What to do. From the entries that follow, copy each line containing the word "JSON".

Material provided.

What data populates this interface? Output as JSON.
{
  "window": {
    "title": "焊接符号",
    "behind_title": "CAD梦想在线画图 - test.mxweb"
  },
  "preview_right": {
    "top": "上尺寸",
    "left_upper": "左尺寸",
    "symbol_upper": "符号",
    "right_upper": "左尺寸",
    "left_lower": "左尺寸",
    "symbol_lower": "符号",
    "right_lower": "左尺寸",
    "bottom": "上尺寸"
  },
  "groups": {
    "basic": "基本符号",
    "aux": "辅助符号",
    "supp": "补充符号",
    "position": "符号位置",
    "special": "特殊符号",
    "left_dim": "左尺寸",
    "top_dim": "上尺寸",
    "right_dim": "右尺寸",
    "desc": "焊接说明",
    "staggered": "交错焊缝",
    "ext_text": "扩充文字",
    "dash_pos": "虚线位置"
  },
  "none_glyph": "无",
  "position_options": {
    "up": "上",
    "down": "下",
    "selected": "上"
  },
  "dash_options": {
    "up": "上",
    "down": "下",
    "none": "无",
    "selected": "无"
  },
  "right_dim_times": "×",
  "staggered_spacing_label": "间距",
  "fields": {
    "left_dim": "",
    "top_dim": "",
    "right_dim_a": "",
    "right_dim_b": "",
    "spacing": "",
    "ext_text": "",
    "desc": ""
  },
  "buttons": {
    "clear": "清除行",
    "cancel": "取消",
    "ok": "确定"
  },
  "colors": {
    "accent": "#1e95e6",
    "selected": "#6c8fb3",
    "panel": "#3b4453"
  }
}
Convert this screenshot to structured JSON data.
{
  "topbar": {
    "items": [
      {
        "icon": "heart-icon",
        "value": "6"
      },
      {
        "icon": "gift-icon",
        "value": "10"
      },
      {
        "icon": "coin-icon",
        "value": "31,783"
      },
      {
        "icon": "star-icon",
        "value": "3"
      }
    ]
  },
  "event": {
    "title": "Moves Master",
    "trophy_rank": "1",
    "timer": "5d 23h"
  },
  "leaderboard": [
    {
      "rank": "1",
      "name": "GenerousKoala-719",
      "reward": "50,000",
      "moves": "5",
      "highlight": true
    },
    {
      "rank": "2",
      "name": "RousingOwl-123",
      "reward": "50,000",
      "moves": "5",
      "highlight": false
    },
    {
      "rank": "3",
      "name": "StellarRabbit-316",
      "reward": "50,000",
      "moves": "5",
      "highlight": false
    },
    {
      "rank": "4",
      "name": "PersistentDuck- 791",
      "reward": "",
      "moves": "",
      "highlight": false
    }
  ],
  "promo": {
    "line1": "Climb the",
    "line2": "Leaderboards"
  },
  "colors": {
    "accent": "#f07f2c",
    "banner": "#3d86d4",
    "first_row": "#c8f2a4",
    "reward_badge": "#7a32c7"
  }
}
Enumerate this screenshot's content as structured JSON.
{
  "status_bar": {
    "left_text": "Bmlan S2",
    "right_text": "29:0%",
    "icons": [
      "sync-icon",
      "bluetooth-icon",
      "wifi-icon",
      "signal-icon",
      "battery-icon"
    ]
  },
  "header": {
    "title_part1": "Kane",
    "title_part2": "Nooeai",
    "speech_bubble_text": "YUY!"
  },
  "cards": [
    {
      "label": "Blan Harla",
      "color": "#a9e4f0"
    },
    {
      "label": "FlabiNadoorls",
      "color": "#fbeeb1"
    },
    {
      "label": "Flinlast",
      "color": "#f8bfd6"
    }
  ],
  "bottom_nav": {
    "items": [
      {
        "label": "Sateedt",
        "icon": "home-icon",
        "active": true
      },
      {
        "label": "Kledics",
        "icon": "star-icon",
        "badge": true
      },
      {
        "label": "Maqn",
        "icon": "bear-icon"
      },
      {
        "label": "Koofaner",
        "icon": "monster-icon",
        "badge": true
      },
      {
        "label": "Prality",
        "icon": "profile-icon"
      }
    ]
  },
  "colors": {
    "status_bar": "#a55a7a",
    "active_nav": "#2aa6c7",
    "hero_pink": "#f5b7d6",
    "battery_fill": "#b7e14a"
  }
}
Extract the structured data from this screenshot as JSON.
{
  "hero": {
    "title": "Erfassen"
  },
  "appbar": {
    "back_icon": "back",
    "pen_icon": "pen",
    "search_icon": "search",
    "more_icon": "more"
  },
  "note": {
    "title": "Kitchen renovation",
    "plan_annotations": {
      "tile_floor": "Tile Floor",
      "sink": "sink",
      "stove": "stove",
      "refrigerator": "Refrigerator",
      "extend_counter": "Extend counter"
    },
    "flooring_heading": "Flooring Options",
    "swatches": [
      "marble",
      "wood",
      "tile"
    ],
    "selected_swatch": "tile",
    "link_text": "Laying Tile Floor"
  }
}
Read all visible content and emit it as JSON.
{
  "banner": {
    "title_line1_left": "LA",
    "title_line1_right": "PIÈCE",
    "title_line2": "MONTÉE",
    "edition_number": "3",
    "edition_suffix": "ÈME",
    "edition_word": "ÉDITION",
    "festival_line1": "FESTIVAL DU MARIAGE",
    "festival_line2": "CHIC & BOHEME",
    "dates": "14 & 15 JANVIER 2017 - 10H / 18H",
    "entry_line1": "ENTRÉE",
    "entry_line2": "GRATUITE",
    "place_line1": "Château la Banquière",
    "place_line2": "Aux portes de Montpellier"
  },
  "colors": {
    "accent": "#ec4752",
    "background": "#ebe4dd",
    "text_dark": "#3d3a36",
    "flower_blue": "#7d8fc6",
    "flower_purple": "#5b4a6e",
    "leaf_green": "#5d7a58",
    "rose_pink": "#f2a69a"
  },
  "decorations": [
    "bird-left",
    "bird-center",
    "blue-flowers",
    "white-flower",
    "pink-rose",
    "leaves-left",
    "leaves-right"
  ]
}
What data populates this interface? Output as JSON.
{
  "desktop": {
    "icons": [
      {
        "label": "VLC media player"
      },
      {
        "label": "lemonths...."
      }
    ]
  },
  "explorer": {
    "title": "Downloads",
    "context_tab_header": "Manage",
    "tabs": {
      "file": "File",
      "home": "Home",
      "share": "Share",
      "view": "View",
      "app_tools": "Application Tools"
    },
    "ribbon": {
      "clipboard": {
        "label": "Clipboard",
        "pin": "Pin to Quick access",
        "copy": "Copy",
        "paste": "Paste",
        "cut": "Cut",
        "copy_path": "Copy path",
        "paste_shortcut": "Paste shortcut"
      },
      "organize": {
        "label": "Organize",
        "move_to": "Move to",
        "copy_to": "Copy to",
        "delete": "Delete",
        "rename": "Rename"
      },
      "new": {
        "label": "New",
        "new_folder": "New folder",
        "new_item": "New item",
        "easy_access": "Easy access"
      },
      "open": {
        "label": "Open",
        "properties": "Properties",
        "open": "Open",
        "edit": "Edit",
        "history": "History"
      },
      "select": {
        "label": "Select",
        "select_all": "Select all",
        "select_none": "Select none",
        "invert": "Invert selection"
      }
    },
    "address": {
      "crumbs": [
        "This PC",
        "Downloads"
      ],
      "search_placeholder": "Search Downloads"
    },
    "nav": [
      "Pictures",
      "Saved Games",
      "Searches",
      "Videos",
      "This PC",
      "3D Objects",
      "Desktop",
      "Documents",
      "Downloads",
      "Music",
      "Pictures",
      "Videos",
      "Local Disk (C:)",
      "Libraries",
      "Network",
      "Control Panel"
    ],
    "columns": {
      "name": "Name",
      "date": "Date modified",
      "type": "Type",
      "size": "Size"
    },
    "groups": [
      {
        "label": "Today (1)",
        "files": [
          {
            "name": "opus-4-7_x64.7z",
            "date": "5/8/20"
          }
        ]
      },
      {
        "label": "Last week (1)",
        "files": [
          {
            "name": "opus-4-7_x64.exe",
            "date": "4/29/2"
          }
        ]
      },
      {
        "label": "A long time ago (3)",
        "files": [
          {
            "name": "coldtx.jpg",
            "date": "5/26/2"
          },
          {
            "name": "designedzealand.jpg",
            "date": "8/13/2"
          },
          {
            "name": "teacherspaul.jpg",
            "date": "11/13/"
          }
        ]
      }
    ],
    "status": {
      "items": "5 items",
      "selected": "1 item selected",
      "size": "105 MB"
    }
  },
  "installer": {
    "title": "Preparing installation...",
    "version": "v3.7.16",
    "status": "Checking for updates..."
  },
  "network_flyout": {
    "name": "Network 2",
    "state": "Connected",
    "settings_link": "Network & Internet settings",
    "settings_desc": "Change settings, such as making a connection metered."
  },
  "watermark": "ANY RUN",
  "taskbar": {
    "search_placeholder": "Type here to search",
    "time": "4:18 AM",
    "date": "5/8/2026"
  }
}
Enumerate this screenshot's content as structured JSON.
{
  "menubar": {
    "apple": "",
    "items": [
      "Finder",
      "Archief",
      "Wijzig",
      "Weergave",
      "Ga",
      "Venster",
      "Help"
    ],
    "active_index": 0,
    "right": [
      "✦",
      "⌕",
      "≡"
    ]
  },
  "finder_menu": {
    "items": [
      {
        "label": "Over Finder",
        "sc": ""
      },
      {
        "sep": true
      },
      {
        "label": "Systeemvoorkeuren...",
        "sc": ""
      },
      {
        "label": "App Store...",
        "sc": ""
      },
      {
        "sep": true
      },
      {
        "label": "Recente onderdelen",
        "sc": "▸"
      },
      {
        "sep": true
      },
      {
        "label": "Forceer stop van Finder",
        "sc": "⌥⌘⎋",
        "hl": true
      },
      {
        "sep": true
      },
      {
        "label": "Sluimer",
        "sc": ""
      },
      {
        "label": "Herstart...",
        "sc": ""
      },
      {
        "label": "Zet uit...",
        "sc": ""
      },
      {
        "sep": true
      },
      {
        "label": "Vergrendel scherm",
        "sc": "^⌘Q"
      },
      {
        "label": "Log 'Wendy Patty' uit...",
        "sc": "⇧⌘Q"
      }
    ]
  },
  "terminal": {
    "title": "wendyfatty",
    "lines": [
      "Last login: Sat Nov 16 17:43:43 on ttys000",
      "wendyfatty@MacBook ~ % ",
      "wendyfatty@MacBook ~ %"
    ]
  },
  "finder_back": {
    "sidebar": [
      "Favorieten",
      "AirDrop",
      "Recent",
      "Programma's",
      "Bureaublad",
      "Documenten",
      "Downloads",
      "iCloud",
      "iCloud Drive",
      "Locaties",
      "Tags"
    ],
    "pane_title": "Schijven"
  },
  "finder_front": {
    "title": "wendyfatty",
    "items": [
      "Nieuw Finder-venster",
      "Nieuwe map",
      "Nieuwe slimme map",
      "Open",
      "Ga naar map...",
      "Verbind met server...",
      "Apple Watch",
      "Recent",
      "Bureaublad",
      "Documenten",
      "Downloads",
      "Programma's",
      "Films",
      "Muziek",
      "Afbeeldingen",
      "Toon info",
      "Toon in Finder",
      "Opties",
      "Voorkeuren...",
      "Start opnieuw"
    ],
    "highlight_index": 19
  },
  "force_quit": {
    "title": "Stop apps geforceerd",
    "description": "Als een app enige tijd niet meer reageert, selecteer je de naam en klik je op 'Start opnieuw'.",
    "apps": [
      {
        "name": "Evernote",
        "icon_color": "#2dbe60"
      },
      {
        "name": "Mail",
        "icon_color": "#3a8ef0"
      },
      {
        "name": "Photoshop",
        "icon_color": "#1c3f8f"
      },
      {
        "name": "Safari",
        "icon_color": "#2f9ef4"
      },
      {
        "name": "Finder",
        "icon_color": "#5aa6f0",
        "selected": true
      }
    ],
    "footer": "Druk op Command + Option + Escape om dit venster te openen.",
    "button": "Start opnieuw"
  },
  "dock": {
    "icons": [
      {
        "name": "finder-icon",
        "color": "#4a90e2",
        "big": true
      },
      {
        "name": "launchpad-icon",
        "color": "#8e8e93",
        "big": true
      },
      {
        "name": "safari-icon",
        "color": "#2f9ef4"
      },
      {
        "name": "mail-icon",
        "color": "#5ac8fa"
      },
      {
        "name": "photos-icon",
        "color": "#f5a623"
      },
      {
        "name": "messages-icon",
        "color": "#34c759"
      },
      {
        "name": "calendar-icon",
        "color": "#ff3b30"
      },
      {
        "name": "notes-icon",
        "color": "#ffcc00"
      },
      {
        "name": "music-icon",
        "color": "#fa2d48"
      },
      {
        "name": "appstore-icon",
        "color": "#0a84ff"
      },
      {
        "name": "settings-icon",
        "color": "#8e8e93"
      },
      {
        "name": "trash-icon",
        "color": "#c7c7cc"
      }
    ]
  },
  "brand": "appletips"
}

Solution for this task.
What data populates this interface? Output as JSON.
Convert this screenshot to structured JSON data.
Enumerate this screenshot's content as structured JSON.
Extract the structured data from this screenshot as JSON.
Read all visible content and emit it as JSON.
What data populates this interface? Output as JSON.
Enumerate this screenshot's content as structured JSON.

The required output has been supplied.